Luigi Cremona has been a food journalist and critic for some thirty years, and before that an engineer with a love of travel and cuisine, so he knows a thing or two about catering. He has written guide books and devised events for Espresso magazine and the Italian Touring Club. Together with his wife, journalist Lorenza Vitali, he organises events and publishes guide books and websites on gastronomic topics.
We asked him what “makes” a star-rated restaurant, quite apart from the creativity and skill of the chef. “First of all I don’t think that any fixed codes of behaviour exist. Catering is wonderful for its variety, there’s no rule book, no recipes that make you a star-rated chef. If there were, anyone could be one. Everything needs to be top-notch, but excellence has to be interpreted and adapted to the context. Diners judge in different ways.”
What’s the most important thing for those serving in the dining room?
You have to know your dishes and the way they’re cooked. That’s important, but it’s not everything. Diners are usually more bothered about the way they are greeted and looked after, and there are many different ways of doing that.
The moment customers walk in is extremely important for their dining experience. It’s the moment you begin to establish a relationship. You have to be precise about everything, whether it’s about saying where the restrooms are, turning down the lighting or answering questions about where to go afterwards or how to get round a new city. It’s not just service, it’s customer management.
Then there’s the actual business of serving food...
These are the aspects more directly linked to the savoir faire of being a waiter. You need to know how to explain the dishes, how to bring them to the table and then how to follow the meal.
It’s a demanding job, but where do you learn how to do it?
Unfortunately, although they’ve improved a lot, hotel schools aren’t enough, because most students go on to do cookery courses. The result is that the quality in the dining room goes down. Often, people go into waiting at table as a last resort; seldom is it someone’s first choice. In Italy, paradoxically, you’re more likely to find a good chef than a good waiter.
How can things be changed?
A proper training process needs to be set up. We at Witaly have been moving in that direction, and after 15 years of giving awards to the best newcomer chefs under 30, for the last three years we have also been singling out the best waiters under the age of 30. The two top waiter service training schools, Alma and Intrecci, sometimes award licences to twenty students at a time: a drop in the ocean in comparison with the real needs in the sector.
What’s the situation abroad?
First of all they are paid better, thanks also to the tipping system, for example in the United States. In general there is a more positive attitude towards the profession, and greater gratification about this kind of job, which youngsters don’t see as a last resort, but as a good way of earning money.
Is technology important in a restaurant?

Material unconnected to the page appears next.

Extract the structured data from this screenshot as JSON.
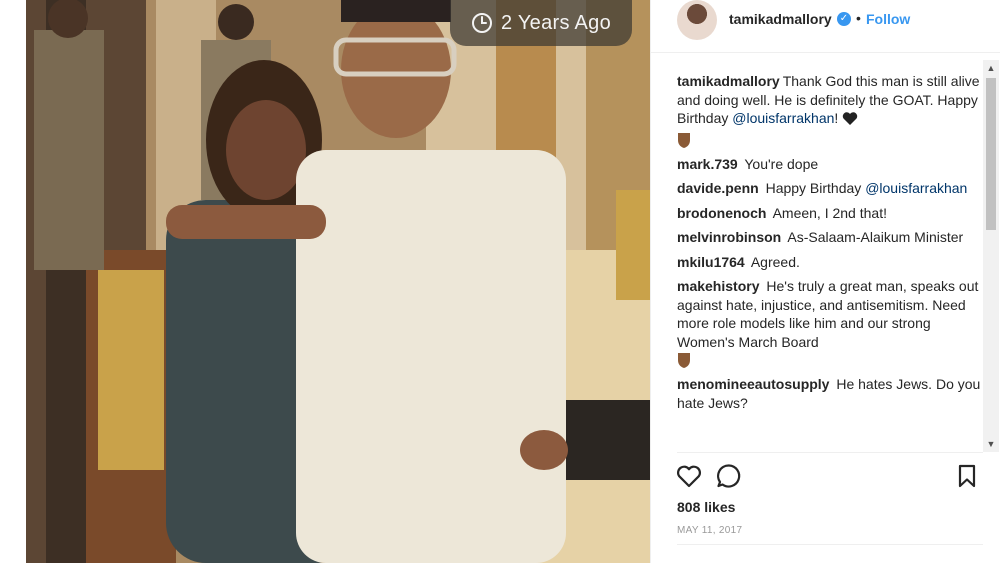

Again, there are no set rules. It’s about the kind of style you’re establishing, but it’s not very big in the star-rated restaurants: there are for example apps for comparing or even buying wines. Once I was in a restaurant abroad and I saw one table that had the right kind of lighting for photographing dishes. The message there seems to be, if you’re going to post my work on social media at least make sure it’s a decent photo. These are small things, but we will be seeing more and more of them in the future.